[App and web page records]
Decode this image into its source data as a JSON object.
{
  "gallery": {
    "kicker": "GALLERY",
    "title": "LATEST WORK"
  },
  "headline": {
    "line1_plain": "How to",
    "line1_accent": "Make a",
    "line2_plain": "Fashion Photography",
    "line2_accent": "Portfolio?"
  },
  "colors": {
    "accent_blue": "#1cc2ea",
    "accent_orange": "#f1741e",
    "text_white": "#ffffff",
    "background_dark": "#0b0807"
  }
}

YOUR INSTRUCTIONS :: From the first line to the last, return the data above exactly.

RESULT ::
Decode this image into its source data as a JSON object.
{
  "gallery": {
    "kicker": "GALLERY",
    "title": "LATEST WORK"
  },
  "headline": {
    "line1_plain": "How to",
    "line1_accent": "Make a",
    "line2_plain": "Fashion Photography",
    "line2_accent": "Portfolio?"
  },
  "colors": {
    "accent_blue": "#1cc2ea",
    "accent_orange": "#f1741e",
    "text_white": "#ffffff",
    "background_dark": "#0b0807"
  }
}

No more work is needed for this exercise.